The Federal Government purchased at least $3.4 billion of IT products and services in the past 12 months.
These purchases have to satisfy a published set of conditions. Purchasing decisions have to be made on the basis of value for money. They require a competitive, open and fair procedure.
But apart from iregular audits, usually only conducted by the national audit office after a long period of public complaint, how do procurement decisions withstand questions about conflicts of interests?
For example, did a late change to the terms of the tender favour one contractor over another? Were there barriers to entry that discouraged some suppliers over others? Did one party get access to information that helped them tweak their bid to win the contract?
Introducing the Probity Advisor
It is often the little known and misunderstood "probity advisor" that is employed to help Governments ensure procurements are fair and efficient and that the best offering got up only on its merits.
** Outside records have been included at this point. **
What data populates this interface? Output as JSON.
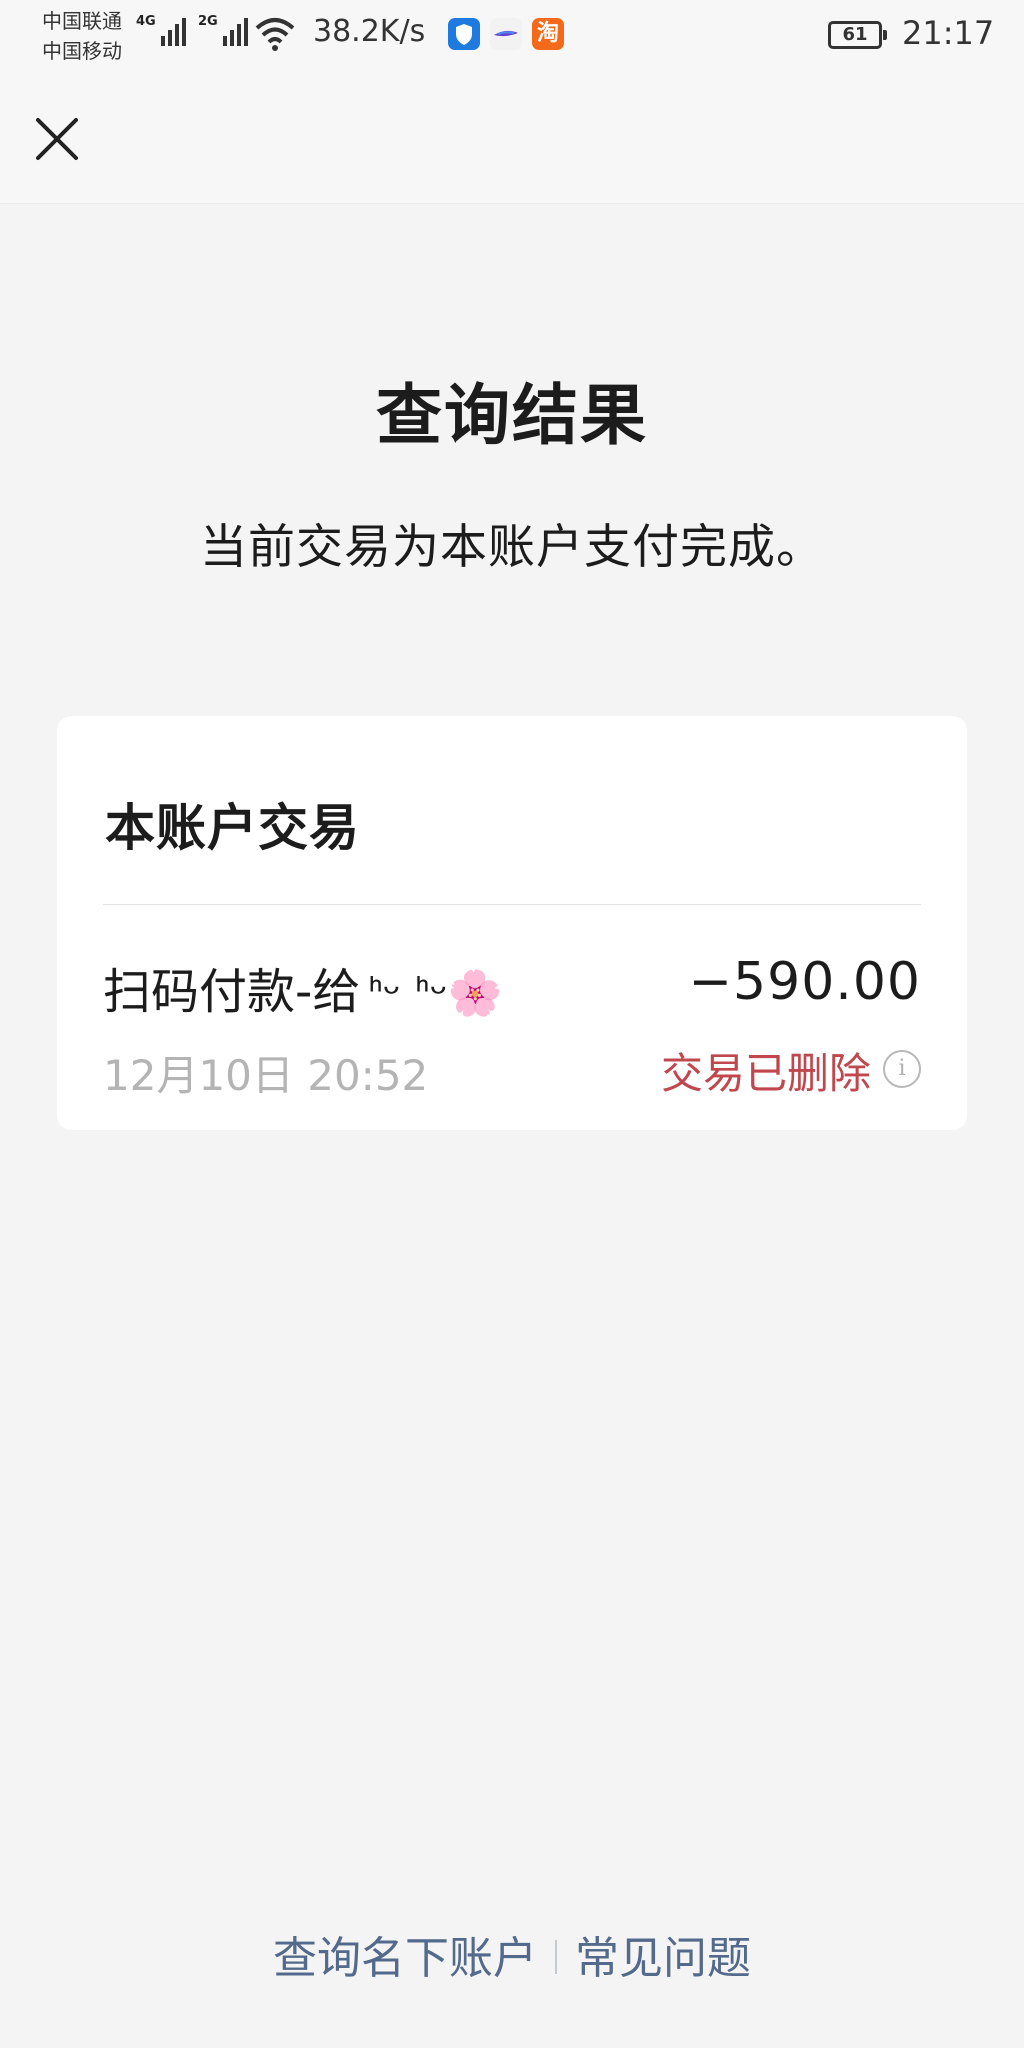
{
  "status_bar": {
    "carrier_1": "中国联通",
    "carrier_2": "中国移动",
    "network_1": "4G",
    "network_2": "2G",
    "speed": "38.2K/s",
    "battery": "61",
    "time": "21:17",
    "app_icons": [
      "shield-app-icon",
      "browser-app-icon",
      "taobao-app-icon"
    ],
    "taobao_glyph": "淘"
  },
  "header": {
    "close_icon": "close-icon"
  },
  "result": {
    "title": "查询结果",
    "message": "当前交易为本账户支付完成。"
  },
  "card": {
    "title": "本账户交易",
    "transaction": {
      "description": "扫码付款-给",
      "payee_nickname": "ᑋᵕ ᑋᵕ🌸",
      "amount": "−590.00",
      "datetime": "12月10日 20:52",
      "status": "交易已删除",
      "status_color": "#c0474d",
      "info_icon_glyph": "i"
    }
  },
  "footer": {
    "link_accounts": "查询名下账户",
    "link_faq": "常见问题",
    "link_color": "#546a8c"
  }
}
A probity advisor is an individual engaged by government to observe, review and report on the bidding and selection process in government procurement projects, and advise on all probity issues.
In the jargon of the public sector, they offer a "risk-transfer function". That is, they reduce the risk of major bungles or scandals in procurement and advise agencies of ways to get the best deals through fair and open means.
Government use of probity advisors is fairly unique to Australia and New Zealand. US and UK agencies don't have them, although the underlying legal fairness principles are similar. The Canadian Government seems to have probity advisors though they are dubbed more accessibly as "fairness monitors".
In practice, it is a quasi-legal advisory function driven by legal precedents (see Hughes below).
Accounting firms tend to get much of the work, as they charge lower rates than legal firms. Rates can vary between $200 to $1000 an hour.
"I find puzzling that most probity work goes to accounting firms. There tends to be an unjustified assumption that it's an audit issue and therefore they go to an accounting firm. They have a grip on the market even though it's not really an accounting process," says Len Withers, a probity advisor with Walter Partners.
"The profession of probity advisors is still quite novel. No formal qualifications are required to be one. In practice it is a matter of expertise and experience - often with former senior public servants - with legal or procurement experience getting the nod."
Here comes the judgement
The demand for probity advisers can be traced to one of the more appalling IT procurement disputes ultimately settled in the Federal Court some 14 years ago.
Known as Hughes Aircraft Systems International v Airservices Australia  FCA 558 (30 June 1997) the case was run by Hughes, the unsuccessful tenderer in a two-party bid for the award of a multi-million contract for an Australian Advanced Air Traffic System (known as TAAATS). Hughes sued Airservices Australia for breach of contract as well as several other legal breaches.
Justice Paul Finn found the Government's processes leading to the award of the TAAATS contract were governed by a "process contract", the principal terms of which were contained in the RFT.
An "implied" term of that contract was that the CAA would conduct its tender evaluation fairly and that CAA acted in breach of its contract with Hughes in that it:
- failed to evaluate the tenders in accordance with the priorities and methodology prescribed by the RFT
- failed to ensure that confidentiality of information in tenderers' proposals per the RFT, and
- accepted an out of time change to the rival bid.
The case offers a legal assurance to potential Government suppliers. It binds every agency that puts out an RFT to be "procedurally fair".
Interest in understanding procurement fairness issues is on the rise, according to Don Walter of Walter Partners. The company's probity seminar in Sydney last week, held at the Institute of Chartered Accountants, attracted a host of acceptances within hours of its announcement.
No procurement botches, please
But employing a probity advisor is not a panacea for avoiding procurement stuff-ups.
In 1999 an unidentified probity advisor featured in a $351 million IT outsourcing decision for the Health IT group – a compelling case study of a now classic IT procurement blunder.
IBM 'inadvertently' received competing bids from other tenderers for the deal. The audit report into the affair also noted that IBM lodged its ultimately successful offer after the deadlines. Documentation of decisions and options was patchy.
"When the disc containing all three bids was delivered to IBM GSA in error, my reaction on being informed directly by OASITO (a predecessor of AGIMO) was to cancel the tender," the previous Finance Minister reportedly said.
... At the conclusion of the tender I was both disappointed and annoyed at the limited role of the Probity Auditor and the absence of a separate report on this issue."
Nevertheless, the procurement proceeded and the probity advisor, then referred incorrectly to as Probity "Auditor", on 3 September 1999 offered only a statement of 'negative assurance'.
That is, it stated that the Probity Auditor (Advisor) was '...not aware at this time of any circumstances arising out of the evaluation and parallel negotiation phases of the Health competitive tender process which present unresolved probity issues or concerns'
More Confusions, War Stories and Ethical Dilemmas read on